Land uses such as forest, agriculture, housing developments, and urban areas, acting together with climate and topography, determine the discharge rate, physical properties, and chemical composition of water in the watershed. Therefore land uses and the physical characteristics of the watershed are important factors in determining how watersheds function. A significant part of the West Virginia Watershed Dynamics Project involves learning how to use geospatial tools and technology to understand the physical, cultural, and ecological characteristics of your local watershed. To check the latest discharge rates and flood watches from the USGS river gages in West Virginia, click here (find the nearest gage to your location, and click on the point locations on the map to the see the current stage, hydrograph, and discharge forecast).
Geospatial technology - GIS (Geographic Information
Systems), GPS (Global
Positioning Systems), and Remote
Sensing (satellite imagery and aerial photographs) - are a very
powerful suite of tools that allow teachers and their students to explore and
study a wide range of disciplines in a highly engaging, powerful, and exciting
way. 'Geospatial' refers to the Earth in spatial (geographic) terms,
thus geospatial technologies are the technical tools used to explore and
understand Earth's physical, biological, and cultural geography.
Geospatial technology is a rapidly growing field not only in the U.S., but internationally as well. Google Maps is an example of geospatial technology, and has effectively raised our awareness of the power and excitement of computer-based mapping.

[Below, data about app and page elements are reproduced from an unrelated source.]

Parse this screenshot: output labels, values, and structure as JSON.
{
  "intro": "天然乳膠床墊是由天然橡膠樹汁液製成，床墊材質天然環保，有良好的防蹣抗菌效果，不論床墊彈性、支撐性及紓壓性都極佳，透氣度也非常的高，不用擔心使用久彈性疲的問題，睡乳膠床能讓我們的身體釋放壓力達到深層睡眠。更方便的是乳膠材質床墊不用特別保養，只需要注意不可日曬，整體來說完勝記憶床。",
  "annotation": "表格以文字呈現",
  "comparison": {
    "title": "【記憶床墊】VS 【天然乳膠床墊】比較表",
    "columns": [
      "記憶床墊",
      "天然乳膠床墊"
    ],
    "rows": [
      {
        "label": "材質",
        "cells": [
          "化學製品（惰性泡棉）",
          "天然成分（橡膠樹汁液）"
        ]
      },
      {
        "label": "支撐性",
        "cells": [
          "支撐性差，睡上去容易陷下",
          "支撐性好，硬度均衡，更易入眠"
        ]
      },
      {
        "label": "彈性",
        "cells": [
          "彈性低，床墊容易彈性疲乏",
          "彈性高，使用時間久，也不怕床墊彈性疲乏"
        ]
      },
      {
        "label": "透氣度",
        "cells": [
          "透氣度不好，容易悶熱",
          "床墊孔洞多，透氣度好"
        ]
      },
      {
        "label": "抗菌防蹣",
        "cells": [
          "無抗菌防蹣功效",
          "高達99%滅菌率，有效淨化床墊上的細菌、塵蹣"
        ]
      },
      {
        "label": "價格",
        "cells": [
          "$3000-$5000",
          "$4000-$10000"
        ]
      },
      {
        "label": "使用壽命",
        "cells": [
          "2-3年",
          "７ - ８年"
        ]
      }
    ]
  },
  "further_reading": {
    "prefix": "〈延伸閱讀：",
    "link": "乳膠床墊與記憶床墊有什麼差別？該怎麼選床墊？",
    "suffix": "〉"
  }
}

A good place to start is to locate the USGS topographic map of your area using the on-line USGS Map Locator.